::: INPUT FOR THIS TASK

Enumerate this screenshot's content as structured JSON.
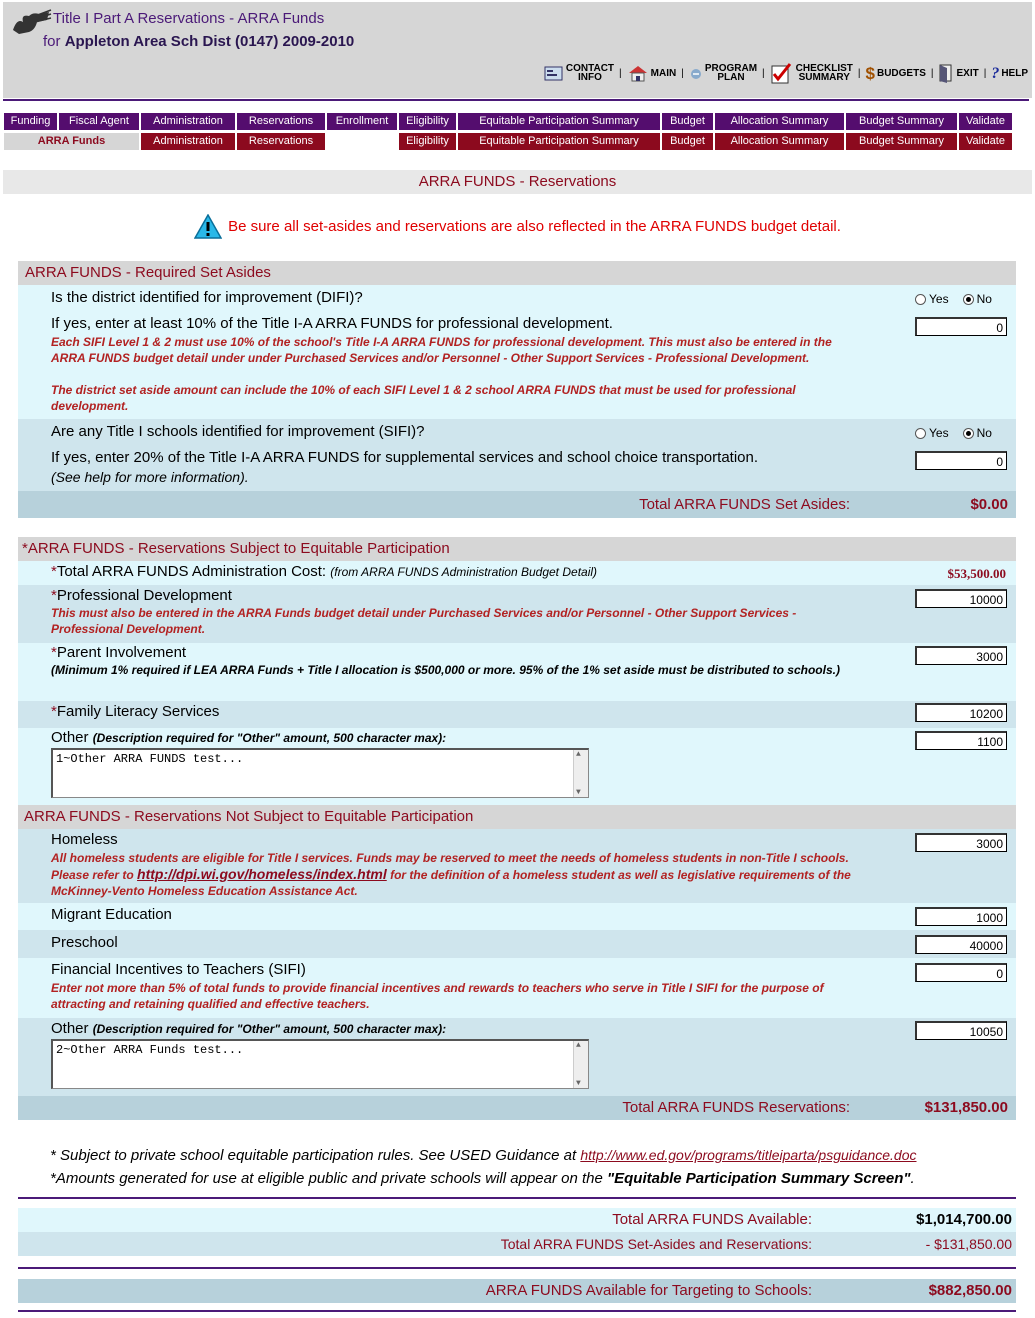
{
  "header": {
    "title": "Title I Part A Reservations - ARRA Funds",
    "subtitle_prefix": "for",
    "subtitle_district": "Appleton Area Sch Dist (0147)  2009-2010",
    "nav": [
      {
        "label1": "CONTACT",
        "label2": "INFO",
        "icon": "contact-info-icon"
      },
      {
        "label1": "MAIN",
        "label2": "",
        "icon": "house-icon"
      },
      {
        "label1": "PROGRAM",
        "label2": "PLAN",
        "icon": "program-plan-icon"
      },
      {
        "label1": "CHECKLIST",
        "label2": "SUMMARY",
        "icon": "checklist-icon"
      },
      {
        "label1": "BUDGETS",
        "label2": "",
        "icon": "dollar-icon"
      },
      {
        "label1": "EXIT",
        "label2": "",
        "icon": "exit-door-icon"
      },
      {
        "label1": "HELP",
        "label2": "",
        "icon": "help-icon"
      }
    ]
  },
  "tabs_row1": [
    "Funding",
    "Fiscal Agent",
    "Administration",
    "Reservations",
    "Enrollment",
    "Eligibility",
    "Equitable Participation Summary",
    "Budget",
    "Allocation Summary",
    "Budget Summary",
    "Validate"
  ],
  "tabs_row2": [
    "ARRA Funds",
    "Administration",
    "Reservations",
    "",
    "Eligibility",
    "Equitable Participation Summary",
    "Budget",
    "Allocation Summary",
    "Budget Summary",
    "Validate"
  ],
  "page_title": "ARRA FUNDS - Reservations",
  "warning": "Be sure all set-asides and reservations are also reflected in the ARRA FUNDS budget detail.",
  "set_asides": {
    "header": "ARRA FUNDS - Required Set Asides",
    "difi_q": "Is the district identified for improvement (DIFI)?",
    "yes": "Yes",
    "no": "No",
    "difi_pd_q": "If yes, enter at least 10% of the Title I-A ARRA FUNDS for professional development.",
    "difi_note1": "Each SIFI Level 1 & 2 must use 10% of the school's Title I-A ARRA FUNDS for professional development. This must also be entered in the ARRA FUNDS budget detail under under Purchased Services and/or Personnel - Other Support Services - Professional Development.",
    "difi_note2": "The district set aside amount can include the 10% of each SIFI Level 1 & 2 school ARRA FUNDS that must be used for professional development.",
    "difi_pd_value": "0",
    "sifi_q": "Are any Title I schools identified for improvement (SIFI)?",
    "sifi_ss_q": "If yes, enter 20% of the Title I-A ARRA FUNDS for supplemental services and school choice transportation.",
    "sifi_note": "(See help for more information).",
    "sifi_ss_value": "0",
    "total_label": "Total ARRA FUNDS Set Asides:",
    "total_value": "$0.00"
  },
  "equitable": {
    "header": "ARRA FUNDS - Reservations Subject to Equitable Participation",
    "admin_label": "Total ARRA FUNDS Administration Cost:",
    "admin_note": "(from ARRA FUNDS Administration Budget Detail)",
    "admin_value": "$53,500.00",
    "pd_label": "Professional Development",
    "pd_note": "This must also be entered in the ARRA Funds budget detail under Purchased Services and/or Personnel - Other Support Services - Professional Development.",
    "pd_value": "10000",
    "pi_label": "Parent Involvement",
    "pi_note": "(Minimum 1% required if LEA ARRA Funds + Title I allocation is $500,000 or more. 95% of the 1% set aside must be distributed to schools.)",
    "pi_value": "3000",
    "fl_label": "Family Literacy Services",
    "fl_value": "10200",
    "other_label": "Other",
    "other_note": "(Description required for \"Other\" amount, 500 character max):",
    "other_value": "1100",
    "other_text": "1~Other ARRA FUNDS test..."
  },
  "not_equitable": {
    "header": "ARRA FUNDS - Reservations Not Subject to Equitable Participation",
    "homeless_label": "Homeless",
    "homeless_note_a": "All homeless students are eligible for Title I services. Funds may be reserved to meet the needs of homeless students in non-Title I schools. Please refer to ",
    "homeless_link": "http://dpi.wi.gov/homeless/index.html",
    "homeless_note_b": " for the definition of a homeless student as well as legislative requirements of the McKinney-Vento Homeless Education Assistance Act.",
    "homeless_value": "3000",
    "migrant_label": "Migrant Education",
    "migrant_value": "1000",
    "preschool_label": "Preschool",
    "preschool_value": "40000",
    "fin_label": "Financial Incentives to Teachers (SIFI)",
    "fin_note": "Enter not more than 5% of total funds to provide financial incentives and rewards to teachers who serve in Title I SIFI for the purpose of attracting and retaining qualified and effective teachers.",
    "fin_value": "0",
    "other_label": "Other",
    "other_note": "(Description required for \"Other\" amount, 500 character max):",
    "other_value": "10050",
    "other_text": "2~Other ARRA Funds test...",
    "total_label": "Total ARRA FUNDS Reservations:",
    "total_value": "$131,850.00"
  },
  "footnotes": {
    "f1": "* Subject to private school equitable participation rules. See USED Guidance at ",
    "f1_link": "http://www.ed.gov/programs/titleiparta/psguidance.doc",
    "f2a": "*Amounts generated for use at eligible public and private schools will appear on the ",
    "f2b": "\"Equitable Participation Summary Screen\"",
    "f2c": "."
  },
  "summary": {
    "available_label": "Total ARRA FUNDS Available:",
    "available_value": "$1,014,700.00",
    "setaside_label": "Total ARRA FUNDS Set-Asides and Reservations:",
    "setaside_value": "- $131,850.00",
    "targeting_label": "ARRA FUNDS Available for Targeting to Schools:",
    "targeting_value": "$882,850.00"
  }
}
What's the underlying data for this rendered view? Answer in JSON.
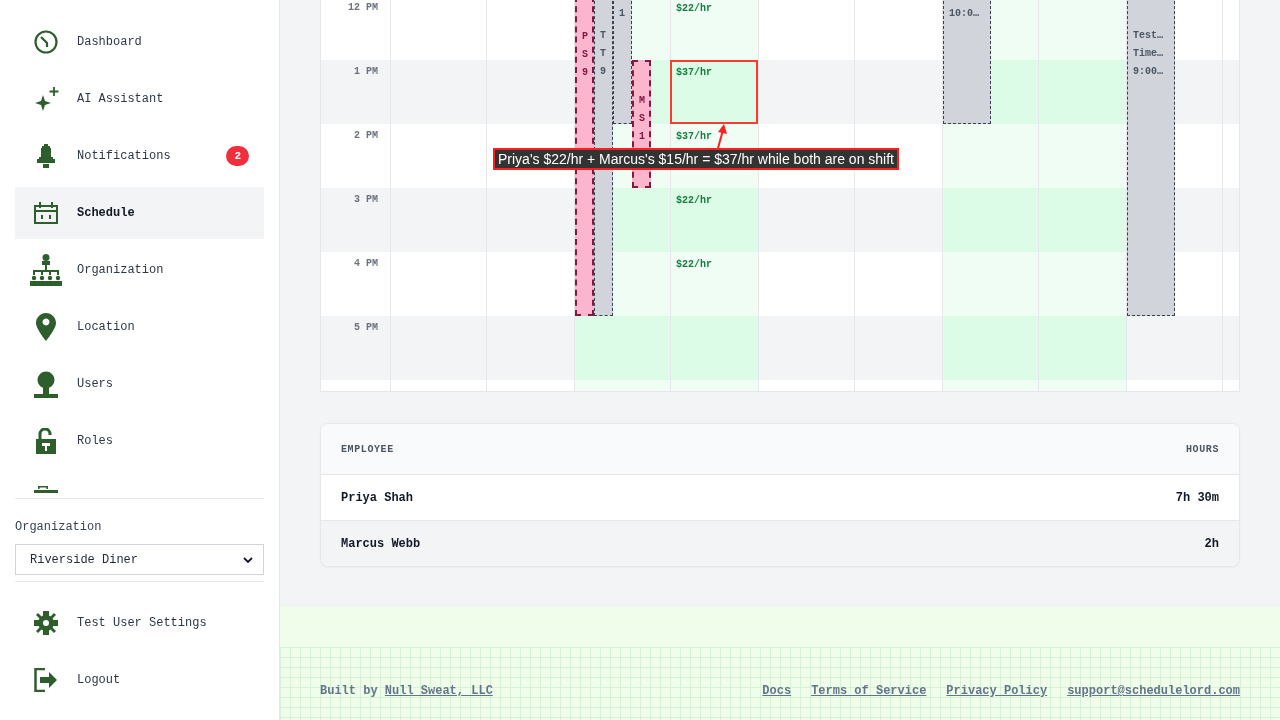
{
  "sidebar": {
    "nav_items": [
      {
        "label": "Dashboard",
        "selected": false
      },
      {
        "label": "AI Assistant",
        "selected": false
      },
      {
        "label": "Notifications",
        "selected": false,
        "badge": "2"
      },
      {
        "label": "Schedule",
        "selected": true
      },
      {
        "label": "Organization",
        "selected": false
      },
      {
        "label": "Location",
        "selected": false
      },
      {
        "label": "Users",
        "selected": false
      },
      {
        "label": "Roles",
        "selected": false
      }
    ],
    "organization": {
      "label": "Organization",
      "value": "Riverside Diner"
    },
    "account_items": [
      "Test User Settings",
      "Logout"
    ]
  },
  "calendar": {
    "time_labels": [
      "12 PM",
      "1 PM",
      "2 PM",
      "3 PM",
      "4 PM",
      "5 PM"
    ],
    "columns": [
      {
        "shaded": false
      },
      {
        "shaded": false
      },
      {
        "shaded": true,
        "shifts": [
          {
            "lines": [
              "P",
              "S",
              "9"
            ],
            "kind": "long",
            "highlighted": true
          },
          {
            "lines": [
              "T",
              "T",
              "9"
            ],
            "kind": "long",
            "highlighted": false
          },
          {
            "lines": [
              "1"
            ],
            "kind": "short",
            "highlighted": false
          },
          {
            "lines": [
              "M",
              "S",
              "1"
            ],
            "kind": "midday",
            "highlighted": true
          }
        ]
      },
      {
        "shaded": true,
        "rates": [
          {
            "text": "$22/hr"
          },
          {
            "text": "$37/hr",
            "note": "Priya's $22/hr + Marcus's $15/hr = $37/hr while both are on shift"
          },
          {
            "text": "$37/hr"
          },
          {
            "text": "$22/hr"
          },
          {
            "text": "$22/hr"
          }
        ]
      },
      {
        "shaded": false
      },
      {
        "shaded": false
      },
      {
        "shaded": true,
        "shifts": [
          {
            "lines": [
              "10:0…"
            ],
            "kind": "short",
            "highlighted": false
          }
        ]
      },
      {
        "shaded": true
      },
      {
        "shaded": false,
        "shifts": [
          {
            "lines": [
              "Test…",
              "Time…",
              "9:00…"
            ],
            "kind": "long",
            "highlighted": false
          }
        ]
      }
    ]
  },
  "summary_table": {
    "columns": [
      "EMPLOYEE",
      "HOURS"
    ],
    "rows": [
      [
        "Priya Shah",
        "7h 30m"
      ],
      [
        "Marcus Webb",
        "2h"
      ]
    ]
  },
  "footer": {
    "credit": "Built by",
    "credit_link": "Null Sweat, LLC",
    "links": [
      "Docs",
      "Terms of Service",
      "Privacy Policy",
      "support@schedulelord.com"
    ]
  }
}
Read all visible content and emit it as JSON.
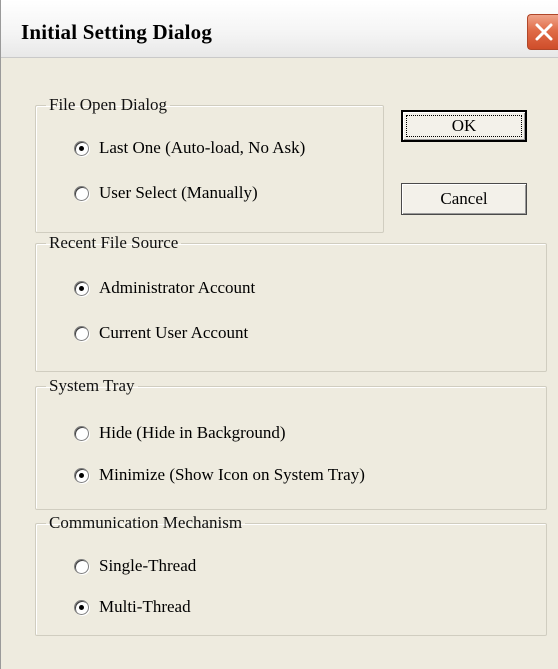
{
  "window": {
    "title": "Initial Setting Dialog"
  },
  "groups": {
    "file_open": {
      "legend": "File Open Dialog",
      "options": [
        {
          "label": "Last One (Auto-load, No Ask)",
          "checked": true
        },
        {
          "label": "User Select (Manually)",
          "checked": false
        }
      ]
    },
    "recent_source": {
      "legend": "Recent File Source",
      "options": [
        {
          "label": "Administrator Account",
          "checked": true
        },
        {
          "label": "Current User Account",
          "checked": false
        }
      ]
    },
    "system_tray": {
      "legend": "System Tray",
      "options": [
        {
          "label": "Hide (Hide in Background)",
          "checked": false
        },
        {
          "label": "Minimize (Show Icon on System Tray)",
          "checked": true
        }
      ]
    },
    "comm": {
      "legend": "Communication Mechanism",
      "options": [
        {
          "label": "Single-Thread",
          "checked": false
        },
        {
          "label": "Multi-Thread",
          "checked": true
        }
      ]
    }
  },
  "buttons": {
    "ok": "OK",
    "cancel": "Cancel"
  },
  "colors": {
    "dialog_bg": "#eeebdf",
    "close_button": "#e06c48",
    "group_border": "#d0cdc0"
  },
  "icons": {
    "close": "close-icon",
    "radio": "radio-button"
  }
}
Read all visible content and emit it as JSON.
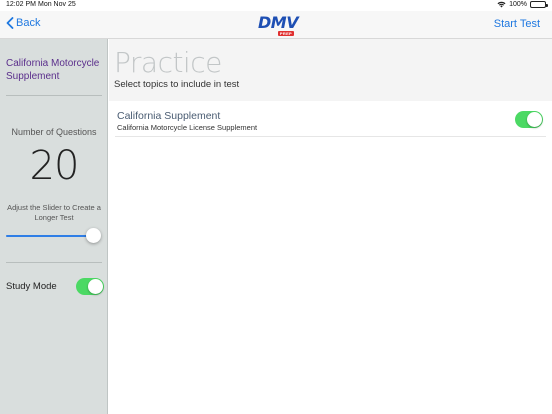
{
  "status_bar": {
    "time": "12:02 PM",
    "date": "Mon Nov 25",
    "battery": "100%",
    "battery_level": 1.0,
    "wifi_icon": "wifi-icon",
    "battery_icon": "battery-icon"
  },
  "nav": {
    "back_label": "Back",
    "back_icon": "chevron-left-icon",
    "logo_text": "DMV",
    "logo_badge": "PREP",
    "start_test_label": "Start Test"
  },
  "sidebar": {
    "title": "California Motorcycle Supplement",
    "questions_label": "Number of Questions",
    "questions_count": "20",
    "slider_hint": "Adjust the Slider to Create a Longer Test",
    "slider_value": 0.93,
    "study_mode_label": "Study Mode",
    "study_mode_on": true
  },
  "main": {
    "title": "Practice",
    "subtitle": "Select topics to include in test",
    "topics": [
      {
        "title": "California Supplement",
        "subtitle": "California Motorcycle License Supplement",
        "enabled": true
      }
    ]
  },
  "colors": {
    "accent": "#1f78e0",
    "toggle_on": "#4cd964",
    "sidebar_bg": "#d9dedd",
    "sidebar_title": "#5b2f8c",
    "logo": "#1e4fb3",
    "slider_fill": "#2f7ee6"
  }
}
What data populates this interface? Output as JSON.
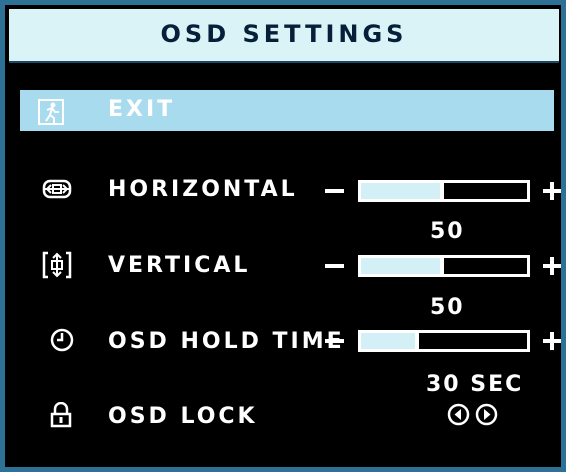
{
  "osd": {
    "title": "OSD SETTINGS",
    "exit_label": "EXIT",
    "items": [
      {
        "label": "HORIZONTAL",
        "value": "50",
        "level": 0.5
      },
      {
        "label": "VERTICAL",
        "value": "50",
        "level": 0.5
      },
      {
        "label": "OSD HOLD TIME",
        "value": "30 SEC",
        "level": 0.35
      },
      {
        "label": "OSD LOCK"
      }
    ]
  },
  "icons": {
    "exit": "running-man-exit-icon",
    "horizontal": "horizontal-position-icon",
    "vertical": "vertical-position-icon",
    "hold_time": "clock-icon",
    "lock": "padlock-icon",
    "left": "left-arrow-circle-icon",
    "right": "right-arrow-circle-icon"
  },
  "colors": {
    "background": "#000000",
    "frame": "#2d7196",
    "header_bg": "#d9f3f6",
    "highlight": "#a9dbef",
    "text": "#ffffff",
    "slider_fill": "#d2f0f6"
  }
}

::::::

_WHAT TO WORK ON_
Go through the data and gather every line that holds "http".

_TASK RESULT_
    "homeless_link": "http://dpi.wi.gov/homeless/index.html",
    "f1_link": "http://www.ed.gov/programs/titleiparta/psguidance.doc",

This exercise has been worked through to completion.